WORK TO BE COMPLETED> From the records below, count the lines containing the word "waznosc" and give only that number.

Excerpts from an interface dataset>
- - -

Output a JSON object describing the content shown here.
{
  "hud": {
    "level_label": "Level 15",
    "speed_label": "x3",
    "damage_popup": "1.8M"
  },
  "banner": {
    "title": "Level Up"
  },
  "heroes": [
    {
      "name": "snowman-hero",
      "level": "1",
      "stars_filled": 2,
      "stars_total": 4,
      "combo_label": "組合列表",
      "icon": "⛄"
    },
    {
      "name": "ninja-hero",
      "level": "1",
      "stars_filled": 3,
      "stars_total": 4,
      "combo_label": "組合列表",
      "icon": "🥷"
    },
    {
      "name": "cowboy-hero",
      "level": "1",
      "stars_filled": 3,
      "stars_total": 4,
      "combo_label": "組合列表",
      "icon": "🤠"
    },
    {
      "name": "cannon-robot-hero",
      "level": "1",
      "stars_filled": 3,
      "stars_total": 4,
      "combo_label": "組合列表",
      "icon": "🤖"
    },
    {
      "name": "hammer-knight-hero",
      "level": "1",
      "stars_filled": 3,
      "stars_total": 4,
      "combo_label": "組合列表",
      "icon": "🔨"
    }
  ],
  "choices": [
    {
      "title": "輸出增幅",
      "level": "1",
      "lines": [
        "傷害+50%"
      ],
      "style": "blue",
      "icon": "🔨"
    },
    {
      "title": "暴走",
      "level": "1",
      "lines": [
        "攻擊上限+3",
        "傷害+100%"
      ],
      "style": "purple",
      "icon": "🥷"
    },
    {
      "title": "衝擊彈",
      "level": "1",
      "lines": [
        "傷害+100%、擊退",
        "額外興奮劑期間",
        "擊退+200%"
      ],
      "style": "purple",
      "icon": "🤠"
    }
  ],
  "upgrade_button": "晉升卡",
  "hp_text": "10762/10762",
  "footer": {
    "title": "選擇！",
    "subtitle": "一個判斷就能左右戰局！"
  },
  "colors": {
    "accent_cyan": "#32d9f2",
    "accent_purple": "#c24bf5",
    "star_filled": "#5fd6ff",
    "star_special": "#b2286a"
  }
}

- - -

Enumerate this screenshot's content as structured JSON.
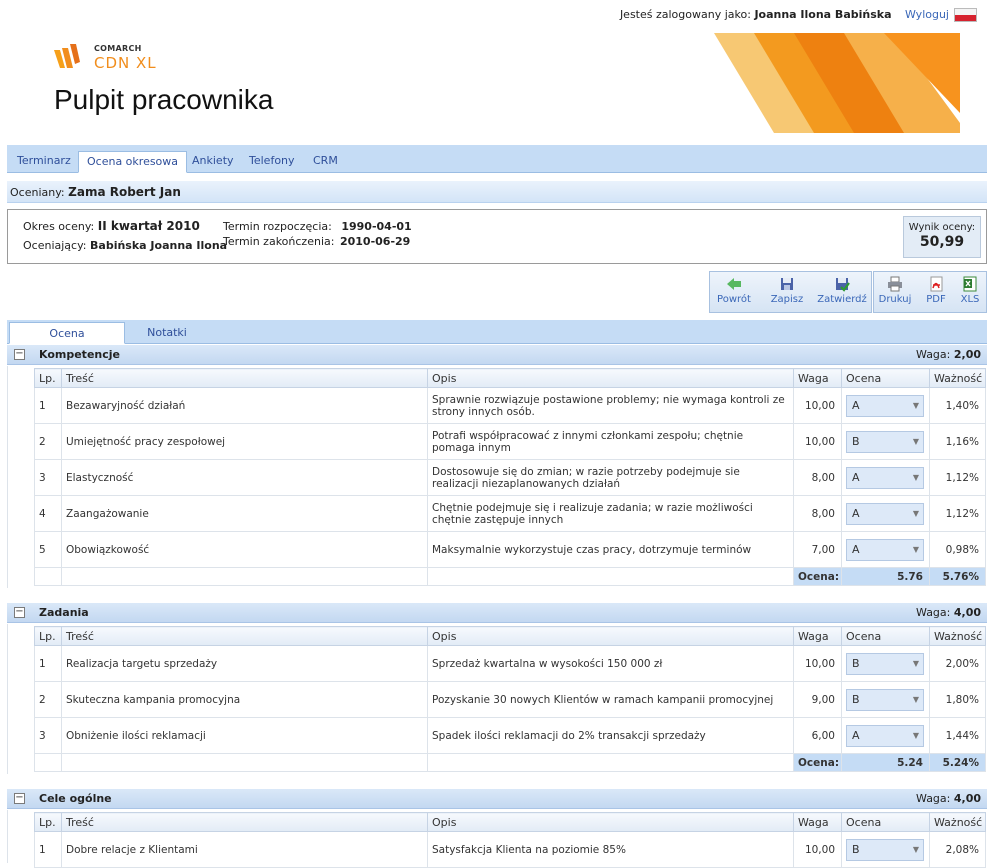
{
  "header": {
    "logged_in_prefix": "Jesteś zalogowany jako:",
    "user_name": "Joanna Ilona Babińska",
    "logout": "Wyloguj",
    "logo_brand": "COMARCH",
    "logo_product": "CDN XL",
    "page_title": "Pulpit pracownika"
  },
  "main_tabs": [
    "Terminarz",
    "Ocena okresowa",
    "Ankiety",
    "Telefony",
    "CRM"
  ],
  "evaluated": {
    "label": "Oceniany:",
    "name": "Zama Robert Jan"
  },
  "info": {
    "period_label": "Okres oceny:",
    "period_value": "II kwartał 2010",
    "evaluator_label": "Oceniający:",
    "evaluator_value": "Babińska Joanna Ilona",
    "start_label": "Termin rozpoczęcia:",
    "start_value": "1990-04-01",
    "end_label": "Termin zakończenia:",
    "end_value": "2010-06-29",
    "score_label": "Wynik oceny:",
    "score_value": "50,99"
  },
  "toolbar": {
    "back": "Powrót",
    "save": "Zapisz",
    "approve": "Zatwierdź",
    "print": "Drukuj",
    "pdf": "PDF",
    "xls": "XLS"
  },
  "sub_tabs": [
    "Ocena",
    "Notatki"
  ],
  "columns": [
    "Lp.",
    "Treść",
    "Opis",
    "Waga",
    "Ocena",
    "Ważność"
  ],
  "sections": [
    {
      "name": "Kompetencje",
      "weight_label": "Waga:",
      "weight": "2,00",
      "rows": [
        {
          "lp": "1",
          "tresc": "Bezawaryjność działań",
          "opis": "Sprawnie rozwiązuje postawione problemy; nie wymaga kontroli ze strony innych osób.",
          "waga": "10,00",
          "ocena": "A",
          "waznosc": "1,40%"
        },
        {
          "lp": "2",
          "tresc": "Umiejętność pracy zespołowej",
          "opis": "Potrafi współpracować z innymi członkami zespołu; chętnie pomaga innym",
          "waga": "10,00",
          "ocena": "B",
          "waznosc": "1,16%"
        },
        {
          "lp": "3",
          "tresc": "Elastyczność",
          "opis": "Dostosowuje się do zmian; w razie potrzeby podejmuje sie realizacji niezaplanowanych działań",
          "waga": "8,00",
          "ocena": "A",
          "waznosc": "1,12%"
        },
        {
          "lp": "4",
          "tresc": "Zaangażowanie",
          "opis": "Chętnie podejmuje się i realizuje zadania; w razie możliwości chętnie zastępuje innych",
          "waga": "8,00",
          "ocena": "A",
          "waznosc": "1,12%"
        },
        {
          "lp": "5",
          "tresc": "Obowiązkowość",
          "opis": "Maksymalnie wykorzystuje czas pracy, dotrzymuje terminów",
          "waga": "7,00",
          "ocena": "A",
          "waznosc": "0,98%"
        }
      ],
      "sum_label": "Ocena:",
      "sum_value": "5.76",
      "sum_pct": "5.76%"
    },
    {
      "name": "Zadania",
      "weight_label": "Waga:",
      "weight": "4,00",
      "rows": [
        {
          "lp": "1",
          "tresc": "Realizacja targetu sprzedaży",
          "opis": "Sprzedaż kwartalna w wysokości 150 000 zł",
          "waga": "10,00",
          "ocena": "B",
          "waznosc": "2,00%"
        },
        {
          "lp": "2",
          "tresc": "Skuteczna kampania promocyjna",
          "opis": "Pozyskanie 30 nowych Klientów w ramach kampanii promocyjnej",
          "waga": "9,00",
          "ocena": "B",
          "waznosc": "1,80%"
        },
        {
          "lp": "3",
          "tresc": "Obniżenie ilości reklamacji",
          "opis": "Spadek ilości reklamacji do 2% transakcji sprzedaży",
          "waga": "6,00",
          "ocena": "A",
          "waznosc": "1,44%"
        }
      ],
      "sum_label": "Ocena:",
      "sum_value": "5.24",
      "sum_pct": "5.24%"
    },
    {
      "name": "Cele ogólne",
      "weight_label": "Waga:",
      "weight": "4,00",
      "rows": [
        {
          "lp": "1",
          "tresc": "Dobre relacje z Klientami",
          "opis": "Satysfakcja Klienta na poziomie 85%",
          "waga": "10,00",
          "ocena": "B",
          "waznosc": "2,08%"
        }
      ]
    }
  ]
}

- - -

EXERCISE SOLUTION> 9